<<<<

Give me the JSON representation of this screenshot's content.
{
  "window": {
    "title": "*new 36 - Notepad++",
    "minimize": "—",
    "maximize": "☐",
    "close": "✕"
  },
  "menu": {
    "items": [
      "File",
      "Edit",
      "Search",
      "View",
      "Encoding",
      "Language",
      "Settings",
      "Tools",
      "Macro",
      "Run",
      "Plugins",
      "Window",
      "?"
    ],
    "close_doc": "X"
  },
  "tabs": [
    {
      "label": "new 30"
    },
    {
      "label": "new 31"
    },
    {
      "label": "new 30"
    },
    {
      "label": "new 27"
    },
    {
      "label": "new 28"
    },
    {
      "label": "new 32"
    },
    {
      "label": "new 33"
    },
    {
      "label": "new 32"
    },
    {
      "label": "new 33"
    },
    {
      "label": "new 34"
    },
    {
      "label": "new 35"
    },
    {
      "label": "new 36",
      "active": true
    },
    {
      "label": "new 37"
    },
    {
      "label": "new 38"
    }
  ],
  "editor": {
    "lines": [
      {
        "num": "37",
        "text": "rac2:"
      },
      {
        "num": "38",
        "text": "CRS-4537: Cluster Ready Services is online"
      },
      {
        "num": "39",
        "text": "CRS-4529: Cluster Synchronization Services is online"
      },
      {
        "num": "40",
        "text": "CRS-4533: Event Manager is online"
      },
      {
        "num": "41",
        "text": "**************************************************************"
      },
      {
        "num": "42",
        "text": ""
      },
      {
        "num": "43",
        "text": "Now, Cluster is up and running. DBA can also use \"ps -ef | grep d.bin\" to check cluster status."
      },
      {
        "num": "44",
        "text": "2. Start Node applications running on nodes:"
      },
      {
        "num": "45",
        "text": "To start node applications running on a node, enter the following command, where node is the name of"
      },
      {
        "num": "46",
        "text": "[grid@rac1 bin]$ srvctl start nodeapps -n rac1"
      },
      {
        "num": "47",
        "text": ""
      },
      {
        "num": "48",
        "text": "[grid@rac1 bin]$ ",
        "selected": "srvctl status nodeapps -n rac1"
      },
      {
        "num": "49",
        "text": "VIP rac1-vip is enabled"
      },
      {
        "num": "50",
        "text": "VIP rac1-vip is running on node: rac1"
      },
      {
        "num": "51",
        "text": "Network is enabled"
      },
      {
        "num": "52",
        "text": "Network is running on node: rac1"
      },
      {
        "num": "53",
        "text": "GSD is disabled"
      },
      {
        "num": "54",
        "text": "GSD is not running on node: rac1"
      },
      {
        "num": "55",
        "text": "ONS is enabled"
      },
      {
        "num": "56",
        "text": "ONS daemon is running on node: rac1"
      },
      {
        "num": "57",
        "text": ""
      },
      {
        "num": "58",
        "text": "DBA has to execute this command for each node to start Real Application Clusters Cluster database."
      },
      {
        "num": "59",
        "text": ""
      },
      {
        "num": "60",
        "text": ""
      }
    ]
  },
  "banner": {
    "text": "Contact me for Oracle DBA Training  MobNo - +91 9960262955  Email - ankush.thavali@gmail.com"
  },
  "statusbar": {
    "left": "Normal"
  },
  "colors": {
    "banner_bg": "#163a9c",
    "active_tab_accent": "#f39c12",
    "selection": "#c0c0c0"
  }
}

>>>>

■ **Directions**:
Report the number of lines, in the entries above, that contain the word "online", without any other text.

■ **Worked solution**:
3